The bilt was brought up, carried through all its stages, and passed. A clause was introduced into this, as well as into the former bill, for limiting the duration of both to fix weeks after the commencement of the next session of Parliament. The bills were sent to the Lords, and about half past ten o'clock, a message came down, informing the House that the Lords had agreed to the fame without any amendment.
Lord Castlereagh put off his India budget until the next day.
The Dover pilots bill and the alien bill were read a second time.
The further consideration of the English and Scotch assessed taxes bill was postponed till Monday,
Mr. Alexander brought up the report on the property bill.
Mr. Vanfittart brought up a clause respecting an allow. ance to perfons having more than two children. The clause was agreed to. The bill ordered to be engrossed, and read a third time the next day.
The House went into a Committee on the receipt duty bill, which was paffcd.
On the further confideration of the poor curates' bill, the Chancellor of the Exchequer inoved that it be an inItruction to the Committee to make certain allowances.
The Chancellor of the Exchequer said, he should propose that the House do the next day go into a Committee on the consolidation of ftamps.
In the prize courts bill, Sir Wm. Scott moved, that certain annuities should be granted upon the refignation of the Judges of the Vice-Admiralty courts of Bermuda, the Bahamas, and Malta. A conversation ensued, in which Mr. Burrowes, the Chancellor of the Exchequer, and Mr. Johnstone took part. Mr, Burrowes wishing for the estab
lishment of Vice-Admiralty Courts at Madras, Bengal, and Bombay ; the Chancellor of the Exchequer urged that it was his Majesty's prerogative to establish Courts where he pleased ; and perhaps such a measure might be under conlideration at the present moment.
The Attorney General gave notice of a motion he should make the next day, relative to the regulation of the Courts of Canada. mabilis ri The Chancellor of the Exchequer moved certain resolutions, founded on several accounts that were on the table, relative to supply. Adjourned. spiss Dot!
FRIDAY, JULY 29 About two o'clock the House met, and the royal af was given by commiffion to the Irish martial law bill, and the Lith babeas corpus suspension bill. The commissioners were bis Royal Highness the Duke of Cumberland, the Lord Chancellor, and Lord Walfingham.

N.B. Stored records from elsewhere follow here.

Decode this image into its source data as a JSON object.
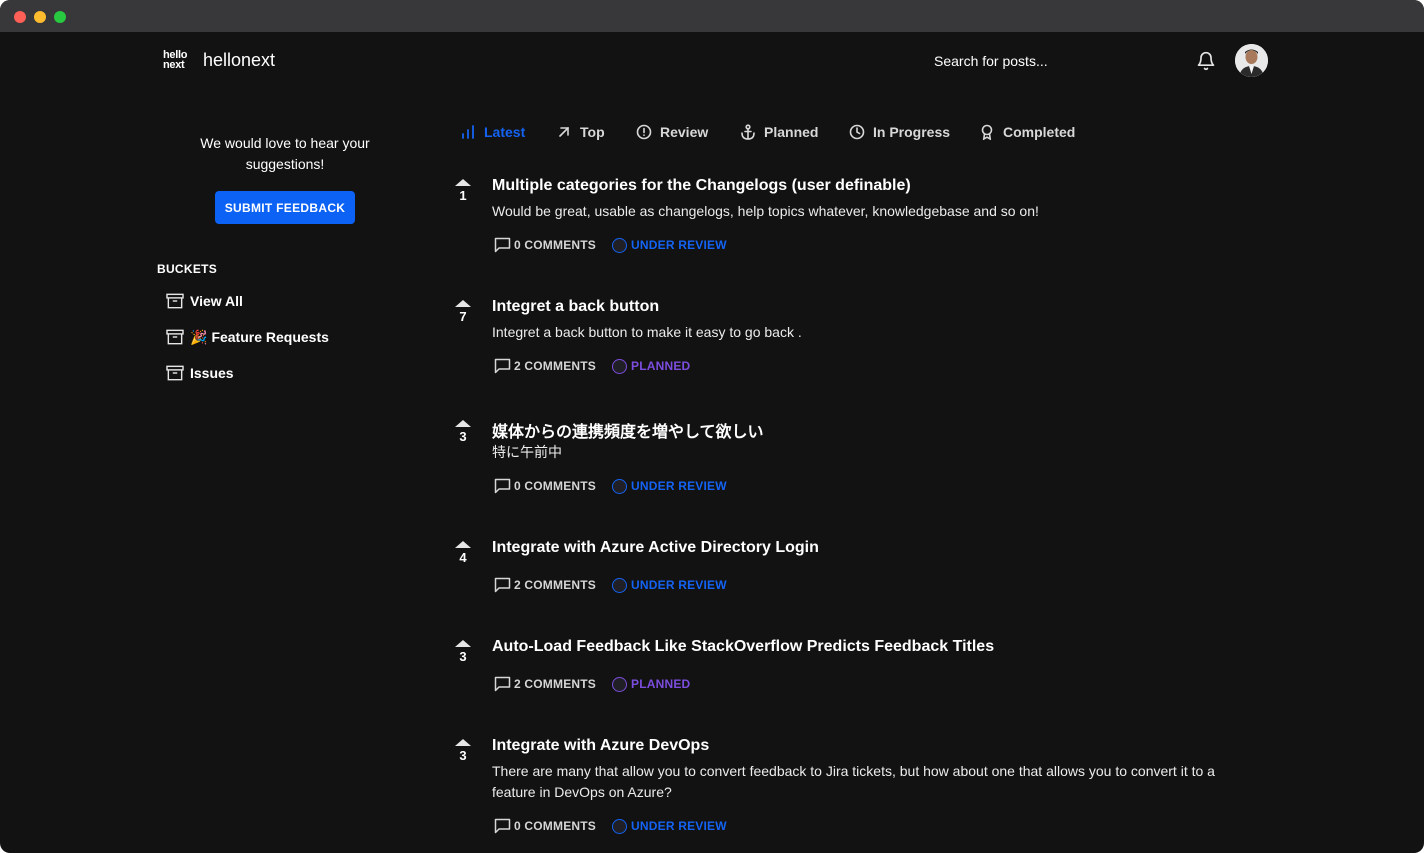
{
  "header": {
    "logo_line1": "hello",
    "logo_line2": "next",
    "brand": "hellonext",
    "search_placeholder": "Search for posts..."
  },
  "sidebar": {
    "invite_text": "We would love to hear your suggestions!",
    "submit_label": "SUBMIT FEEDBACK",
    "buckets_title": "BUCKETS",
    "buckets": [
      {
        "label": "View All",
        "emoji": ""
      },
      {
        "label": "Feature Requests",
        "emoji": "🎉"
      },
      {
        "label": "Issues",
        "emoji": ""
      }
    ]
  },
  "tabs": [
    {
      "label": "Latest",
      "icon": "bar-chart-icon",
      "active": true
    },
    {
      "label": "Top",
      "icon": "arrow-up-right-icon",
      "active": false
    },
    {
      "label": "Review",
      "icon": "alert-circle-icon",
      "active": false
    },
    {
      "label": "Planned",
      "icon": "anchor-icon",
      "active": false
    },
    {
      "label": "In Progress",
      "icon": "clock-icon",
      "active": false
    },
    {
      "label": "Completed",
      "icon": "award-icon",
      "active": false
    }
  ],
  "posts": [
    {
      "votes": "1",
      "title": "Multiple categories for the Changelogs (user definable)",
      "description": "Would be great, usable as changelogs, help topics whatever, knowledgebase and so on!",
      "comments": "0 COMMENTS",
      "status": "UNDER REVIEW"
    },
    {
      "votes": "7",
      "title": "Integret a back button",
      "description": "Integret a back button to make it easy to go back .",
      "comments": "2 COMMENTS",
      "status": "PLANNED"
    },
    {
      "votes": "3",
      "title": "媒体からの連携頻度を増やして欲しい",
      "description": "特に午前中",
      "comments": "0 COMMENTS",
      "status": "UNDER REVIEW"
    },
    {
      "votes": "4",
      "title": "Integrate with Azure Active Directory Login",
      "description": "",
      "comments": "2 COMMENTS",
      "status": "UNDER REVIEW"
    },
    {
      "votes": "3",
      "title": "Auto-Load Feedback Like StackOverflow Predicts Feedback Titles",
      "description": "",
      "comments": "2 COMMENTS",
      "status": "PLANNED"
    },
    {
      "votes": "3",
      "title": "Integrate with Azure DevOps",
      "description": "There are many that allow you to convert feedback to Jira tickets, but how about one that allows you to convert it to a feature in DevOps on Azure?",
      "comments": "0 COMMENTS",
      "status": "UNDER REVIEW"
    }
  ],
  "colors": {
    "background": "#121213",
    "accent": "#1463f3",
    "planned": "#7c4dde",
    "button": "#0b62f5"
  }
}
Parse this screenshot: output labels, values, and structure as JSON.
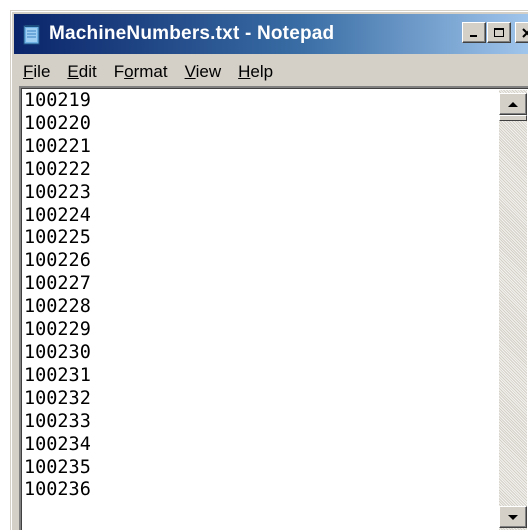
{
  "window": {
    "title": "MachineNumbers.txt - Notepad",
    "title_gradient": [
      "#0a246a",
      "#3a6ea5",
      "#a6caf0"
    ],
    "chrome_color": "#d4d0c8"
  },
  "title_buttons": {
    "minimize_icon": "minimize-icon",
    "maximize_icon": "maximize-icon",
    "close_icon": "close-icon"
  },
  "menu": {
    "items": [
      {
        "mnemonic": "F",
        "rest": "ile"
      },
      {
        "mnemonic": "E",
        "rest": "dit"
      },
      {
        "prefix": "F",
        "mnemonic": "o",
        "rest": "rmat"
      },
      {
        "mnemonic": "V",
        "rest": "iew"
      },
      {
        "mnemonic": "H",
        "rest": "elp"
      }
    ]
  },
  "document": {
    "lines": [
      "100219",
      "100220",
      "100221",
      "100222",
      "100223",
      "100224",
      "100225",
      "100226",
      "100227",
      "100228",
      "100229",
      "100230",
      "100231",
      "100232",
      "100233",
      "100234",
      "100235",
      "100236"
    ]
  },
  "scrollbar": {
    "up_icon": "scroll-up-arrow-icon",
    "down_icon": "scroll-down-arrow-icon",
    "position": 0
  }
}
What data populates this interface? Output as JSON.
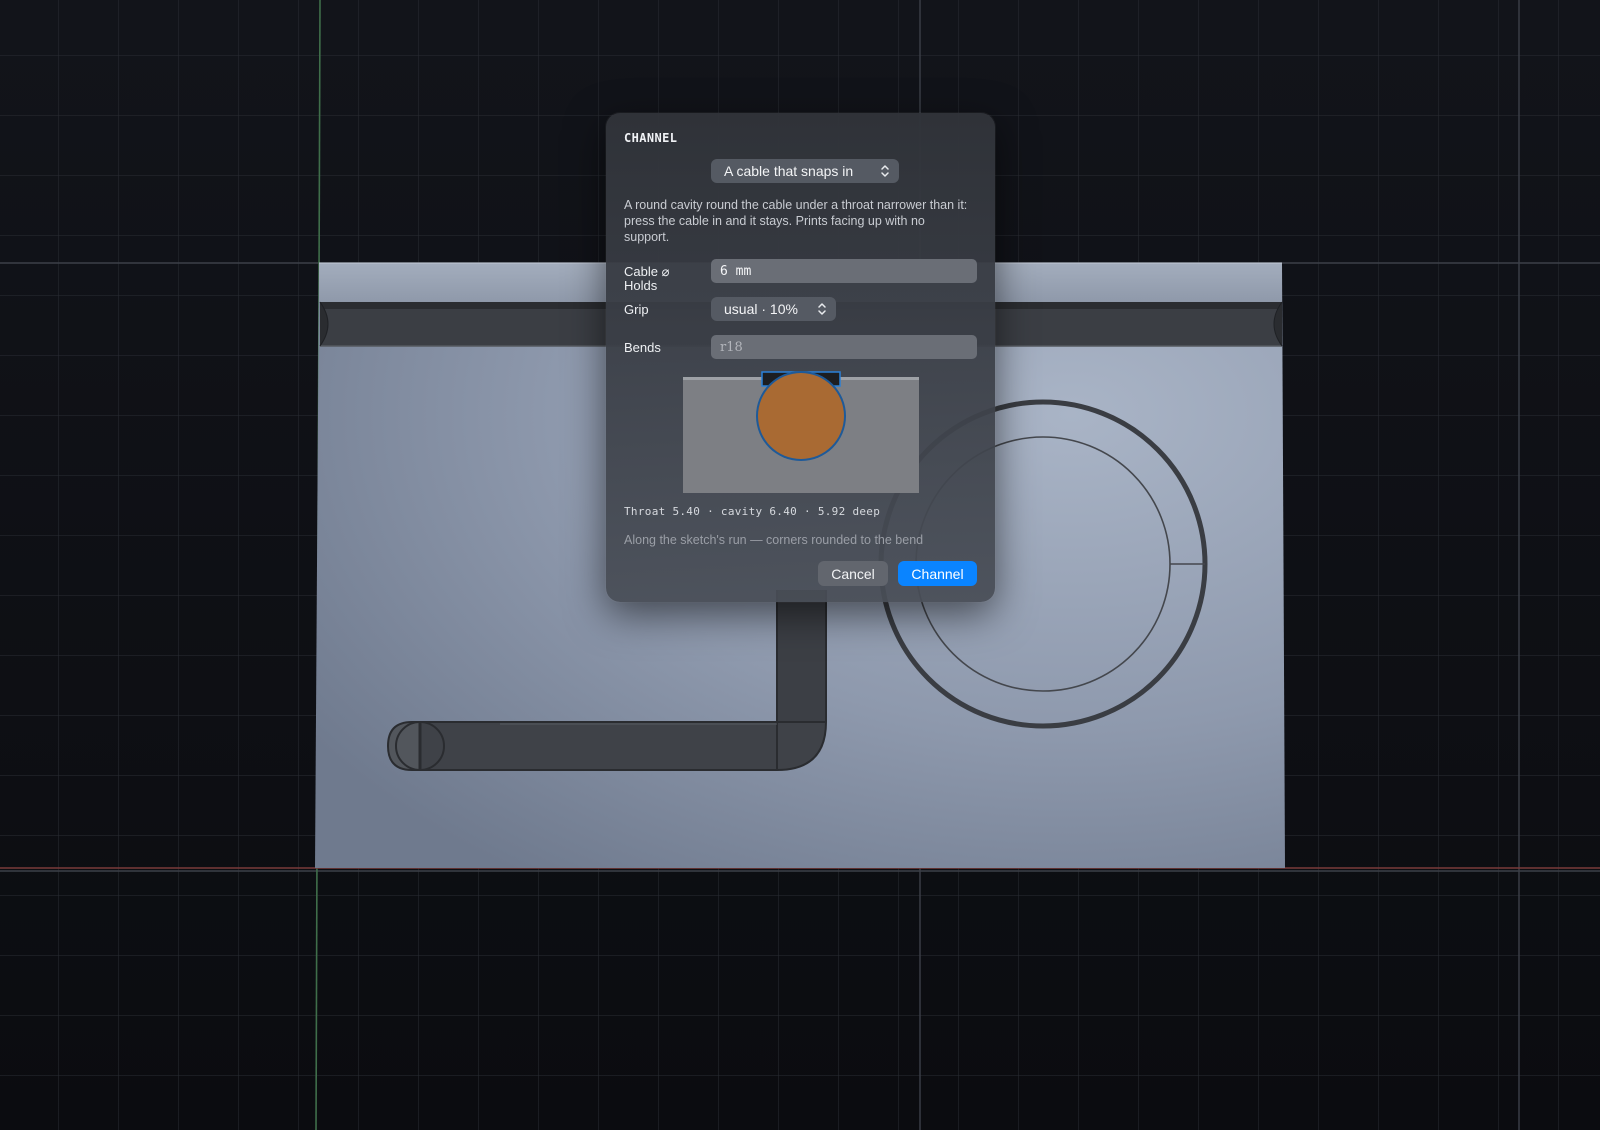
{
  "dialog": {
    "title": "CHANNEL",
    "holds": {
      "label": "Holds",
      "value": "A cable that snaps in"
    },
    "description": "A round cavity round the cable under a throat narrower than it: press the cable in and it stays. Prints facing up with no support.",
    "cable": {
      "label": "Cable ⌀",
      "value": "6 mm"
    },
    "grip": {
      "label": "Grip",
      "value": "usual · 10%"
    },
    "bends": {
      "label": "Bends",
      "placeholder": "r18"
    },
    "stats": "Throat 5.40 · cavity 6.40 · 5.92 deep",
    "hint": "Along the sketch's run — corners rounded to the bend",
    "buttons": {
      "cancel": "Cancel",
      "confirm": "Channel"
    }
  },
  "colors": {
    "accent": "#0a84ff",
    "cable": "#a96a33",
    "part_face": "#93a0b6",
    "background": "#0f1116"
  },
  "icons": {
    "select_chevron": "chevron-up-down-icon"
  }
}
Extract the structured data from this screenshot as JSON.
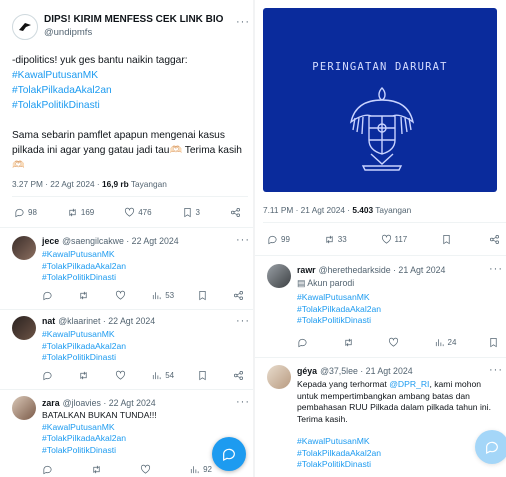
{
  "main_tweet": {
    "name": "DIPS! KIRIM MENFESS CEK LINK BIO",
    "handle": "@undipmfs",
    "intro": "-dipolitics! yuk ges bantu naikin taggar:",
    "hashtags": [
      "#KawalPutusanMK",
      "#TolakPilkadaAkal2an",
      "#TolakPolitikDinasti"
    ],
    "text": "Sama sebarin pamflet apapun mengenai kasus pilkada ini agar yang gatau jadi tau🫶🏻 Terima kasih 🫶🏻",
    "time": "3.27 PM · 22 Agt 2024",
    "views": "16,9 rb",
    "views_label": "Tayangan",
    "replies": "98",
    "retweets": "169",
    "likes": "476",
    "bookmarks": "3"
  },
  "left_replies": [
    {
      "name": "jece",
      "handle": "@saengilcakwe · 22 Agt 2024",
      "lines": [
        "#KawalPutusanMK",
        "#TolakPilkadaAkal2an",
        "#TolakPolitikDinasti"
      ],
      "views": "53"
    },
    {
      "name": "nat",
      "handle": "@klaarinet · 22 Agt 2024",
      "lines": [
        "#KawalPutusanMK",
        "#TolakPilkadaAkal2an",
        "#TolakPolitikDinasti"
      ],
      "views": "54"
    },
    {
      "name": "zara",
      "handle": "@jloavies · 22 Agt 2024",
      "plain": "BATALKAN BUKAN TUNDA!!!",
      "lines": [
        "#KawalPutusanMK",
        "#TolakPilkadaAkal2an",
        "#TolakPolitikDinasti"
      ],
      "views": "92"
    }
  ],
  "image_tweet": {
    "banner_text": "PERINGATAN DARURAT",
    "time": "7.11 PM · 21 Agt 2024",
    "views": "5.403",
    "views_label": "Tayangan",
    "replies": "99",
    "retweets": "33",
    "likes": "117"
  },
  "right_replies": [
    {
      "name": "rawr",
      "handle": "@herethedarkside · 21 Agt 2024",
      "sub": "Akun parodi",
      "lines": [
        "#KawalPutusanMK",
        "#TolakPilkadaAkal2an",
        "#TolakPolitikDinasti"
      ],
      "views": "24"
    },
    {
      "name": "géya",
      "handle": "@37,5lee · 21 Agt 2024",
      "text_pre": "Kepada yang terhormat ",
      "mention": "@DPR_RI",
      "text_post": ", kami mohon untuk mempertimbangkan ambang batas dan pembahasan RUU Pilkada dalam pilkada tahun ini. Terima kasih.",
      "lines": [
        "#KawalPutusanMK",
        "#TolakPilkadaAkal2an",
        "#TolakPolitikDinasti"
      ]
    }
  ],
  "more_glyph": "···",
  "colors": {
    "link": "#1d9bf0",
    "muted": "#536471",
    "banner": "#0a2b9c"
  }
}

Counsel was afterwards heard on the Scotch appeal, Hogg v. Lalhley
Several bills were brought up from the Commons, and read the first time.
The bills on the table weré proceeded in. Adjourned..
HOUSE OF COMMONS.
FRIDAY, JULY 29. Mr. Speaker took the chair at half past one; and shortly afterwards a message from the Lords by Mr. Quarme, defired the attendance of this Houle at the bar of the House of Peers, to hear his Majesty's commission read, for declara ing the royal assent to certain bills.
Mi. Speaker, accoinpanied by several Members, attended forthwitli; and being returned, reported to the House, that the royal afsent had been declared io the Irish martial law, and habeas corpus fufpenfion bills, and fix other public and private bilis.
The Prince of Orange's annuity bill was read the second time and committed for the next day; and the Scotch cotton manufacture bill was read a third time, passed, and ordered to the Lords, together with a copy of the evidence upon which the House was induced to pais the bill. 4 2 2